“Wishful thinking,” said Mr James Vickers on alternative sources leaving the market should a big event strike.
Clearly, if there is a big event, some of the funds are going to have trouble but the majority will not. “Alternative sources of capital have matured. A lot of the capital is now coming from investors with a much longer timescale. It is a permanent part of the market now and we are likely to see more capital coming in,” he said.
In fact, in some areas of the market, ILS funds are even more mature and disciplined in their approach than traditional reinsurers. For example, the Florida CAT rates. He said: “As rates come down to a point where they cannot hit the returns promised to investors, ILS Funds are withdrawing their capacity. Whereas traditional reinsurers may adjust their portfolio in a bid to keep writing.”
The hybrid way
With alternative sources of capital a permanent feature, the market is coming together in a hybrid way. Some traditional reinsurers are also performing the role of fund managers by managing pools of capital and using their skills to source business. Likewise, some ILS funds are also setting up their own reinsurance Companies.
“That is the trend to come. Some form of hybrid model where mangers manage different pools of capital,” he said.
This makes the role of a reinsurance broker even more important as strategic buying of reinsurance becomes more complicated. The analytics around assessing risks and structuring has become more sophisticated. “As regards the transferring of risk, the advice and knowledge around who to place it with and which markets might be best will be more complex and buyers will need to rely more on the advice of brokers,” he said
And Willis Towers Watson is well-positioned to succeed. Mr Vickers said: “We have had a turbo-charged boost following our merger with Towers Watson.

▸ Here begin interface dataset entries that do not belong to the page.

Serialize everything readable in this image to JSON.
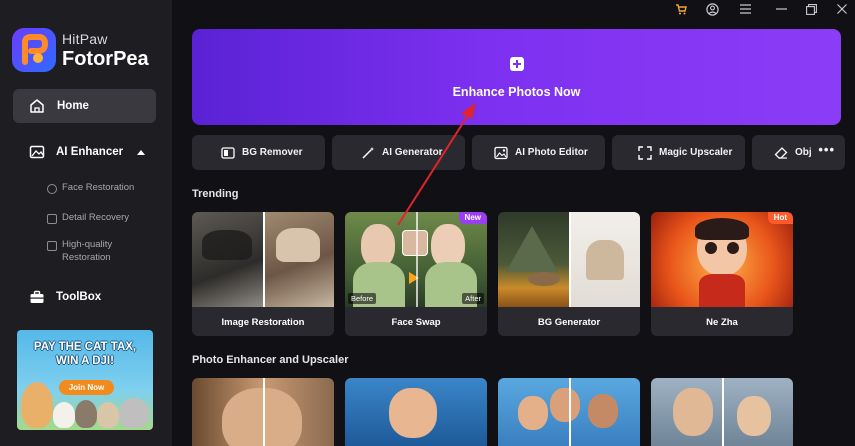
{
  "app": {
    "brand_line1": "HitPaw",
    "brand_line2": "FotorPea"
  },
  "sidebar": {
    "home": "Home",
    "ai_enhancer": "AI Enhancer",
    "sub_items": [
      "Face Restoration",
      "Detail Recovery",
      "High-quality Restoration"
    ],
    "toolbox": "ToolBox"
  },
  "ad": {
    "title_line1": "PAY THE CAT TAX,",
    "title_line2": "WIN A DJI!",
    "button": "Join Now"
  },
  "hero": {
    "label": "Enhance Photos Now"
  },
  "tools": [
    "BG Remover",
    "AI Generator",
    "AI Photo Editor",
    "Magic Upscaler",
    "Obj"
  ],
  "trending": {
    "title": "Trending",
    "cards": [
      {
        "label": "Image Restoration",
        "badge": ""
      },
      {
        "label": "Face Swap",
        "badge": "New",
        "before": "Before",
        "after": "After"
      },
      {
        "label": "BG Generator",
        "badge": ""
      },
      {
        "label": "Ne Zha",
        "badge": "Hot"
      }
    ]
  },
  "upscaler": {
    "title": "Photo Enhancer and Upscaler"
  },
  "colors": {
    "accent": "#7d30f0",
    "new_badge": "#9b3df5",
    "hot_badge": "#ff5a2a",
    "arrow": "#e0242c"
  }
}
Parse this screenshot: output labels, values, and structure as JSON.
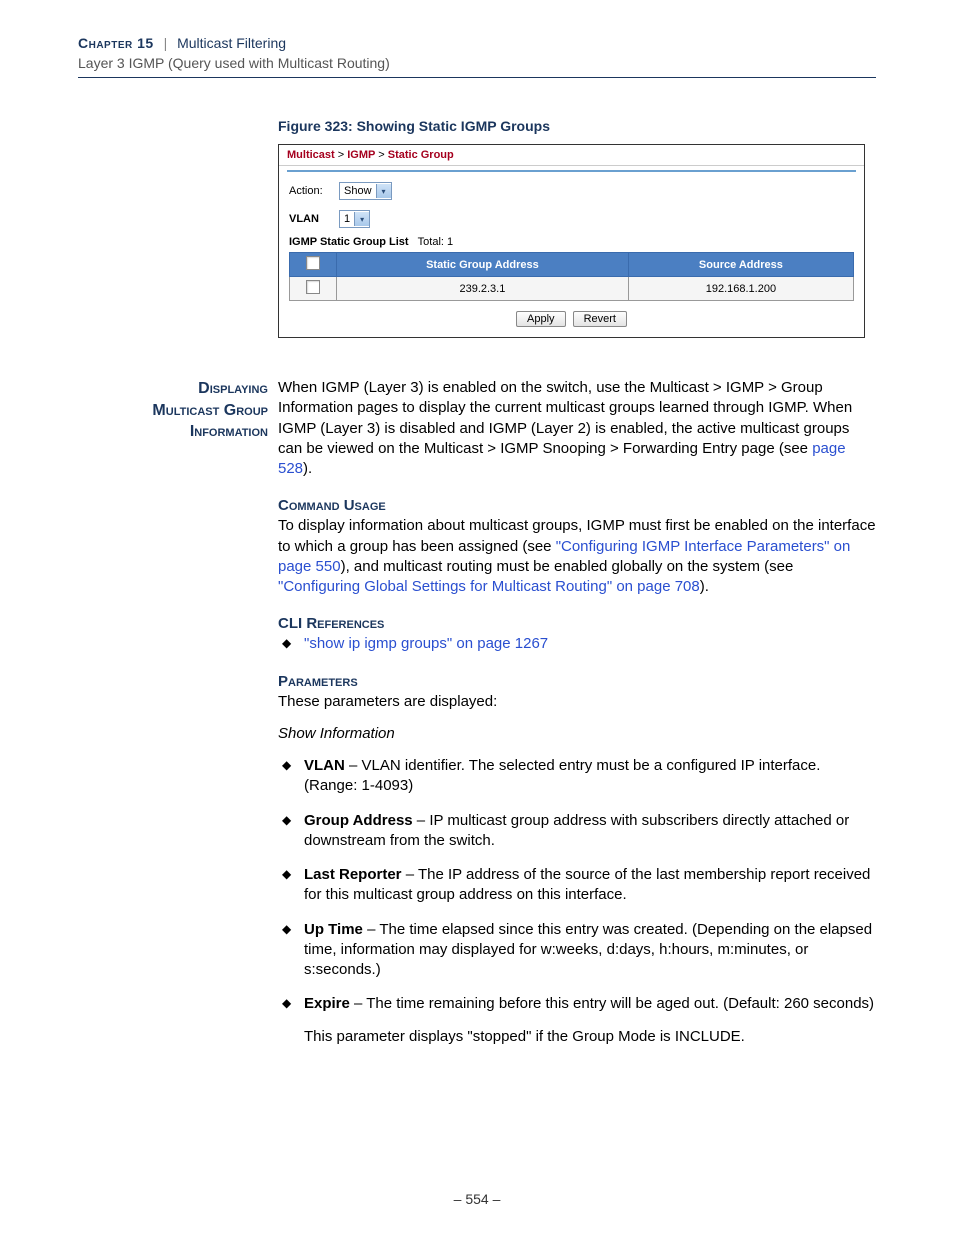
{
  "header": {
    "chapter": "Chapter 15",
    "sep": "|",
    "title": "Multicast Filtering",
    "subtitle": "Layer 3 IGMP (Query used with Multicast Routing)"
  },
  "figure": {
    "caption": "Figure 323:  Showing Static IGMP Groups",
    "breadcrumb": {
      "a": "Multicast",
      "b": "IGMP",
      "c": "Static Group",
      "sep": ">"
    },
    "action_label": "Action:",
    "action_value": "Show",
    "vlan_label": "VLAN",
    "vlan_value": "1",
    "list_label": "IGMP Static Group List",
    "list_total": "Total: 1",
    "cols": {
      "chk": "",
      "addr": "Static Group Address",
      "src": "Source Address"
    },
    "rows": [
      {
        "addr": "239.2.3.1",
        "src": "192.168.1.200"
      }
    ],
    "btn_apply": "Apply",
    "btn_revert": "Revert"
  },
  "section": {
    "margin_title_l1": "Displaying",
    "margin_title_l2": "Multicast Group",
    "margin_title_l3": "Information",
    "intro_a": "When IGMP (Layer 3) is enabled on the switch, use the Multicast > IGMP > Group Information pages to display the current multicast groups learned through IGMP. When IGMP (Layer 3) is disabled and IGMP (Layer 2) is enabled, the active multicast groups can be viewed on the Multicast > IGMP Snooping > Forwarding Entry page (see ",
    "intro_link": "page 528",
    "intro_b": ").",
    "cmd_usage_h": "Command Usage",
    "cmd_usage_a": "To display information about multicast groups, IGMP must first be enabled on the interface to which a group has been assigned (see ",
    "cmd_usage_link1": "\"Configuring IGMP Interface Parameters\" on page 550",
    "cmd_usage_b": "), and multicast routing must be enabled globally on the system (see ",
    "cmd_usage_link2": "\"Configuring Global Settings for Multicast Routing\" on page 708",
    "cmd_usage_c": ").",
    "cli_h": "CLI References",
    "cli_link": "\"show ip igmp groups\" on page 1267",
    "params_h": "Parameters",
    "params_intro": "These parameters are displayed:",
    "params_sub": "Show Information",
    "params": [
      {
        "name": "VLAN",
        "desc": " – VLAN identifier. The selected entry must be a configured IP interface. (Range: 1-4093)"
      },
      {
        "name": "Group Address",
        "desc": " – IP multicast group address with subscribers directly attached or downstream from the switch."
      },
      {
        "name": "Last Reporter",
        "desc": " – The IP address of the source of the last membership report received for this multicast group address on this interface."
      },
      {
        "name": "Up Time",
        "desc": " – The time elapsed since this entry was created. (Depending on the elapsed time, information may displayed for w:weeks, d:days, h:hours, m:minutes, or s:seconds.)"
      },
      {
        "name": "Expire",
        "desc": " – The time remaining before this entry will be aged out. (Default: 260 seconds)"
      }
    ],
    "expire_note": "This parameter displays \"stopped\" if the Group Mode is INCLUDE."
  },
  "page_number": "–  554  –"
}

We’ve always had a significant capability, and now we have a massively bigger capability. We have a whole suite of service offerings so there’s really virtually no type of service that a primary company or reinsurer might want that we can’t provide.”
The current market
On the state of the current market, he expects that reinsurers are not going to push substantially for rate increases. “There will be some continued gradual softening of the market. Probably less than we’ve seen in the previous years but it is still not going to completely stabilise and certainly not reverse.”
There are some encouraging signs. “The big buyers that were retaining more risks, now seem to be recognising the capital efficiency and earning stability that they can gain so we are seeing more reinsurance premium flowing back into the market,” he said.
“In Asia, it is largely the same. Sure, there is underlying growth in premium in most markets in the region and it makes people hungrier as everyone is looking for growth. But the same macro trends occurring around the world apply exactly to Asia,” he added.
On concerns, he cited the increasing localisation of regulations. “My working career has always been about globalisation. In the last few years, it seems to be going in reverse. More countries are getting tougher and are seeking to restrict the flows of reinsurance premiums. It runs counter to the whole concept of reinsurance with free flow of capital and risk diversification around the world,” he said.
The global reinsurance industry has to do a better job at explaining the value it brings and the constructive role that it plays in supporting resilience in the wider society.
“Hence developments such as the Insurance Development Forum, are very important platforms to help us achieve this goal. Willis Towers Watson is very heavily involved as a key driver of the initiative. If we, as an industry, can demonstrate our value to society, it will help us to explain why some of these de-globalisation trends are not helpful to society as a whole,” he concluded.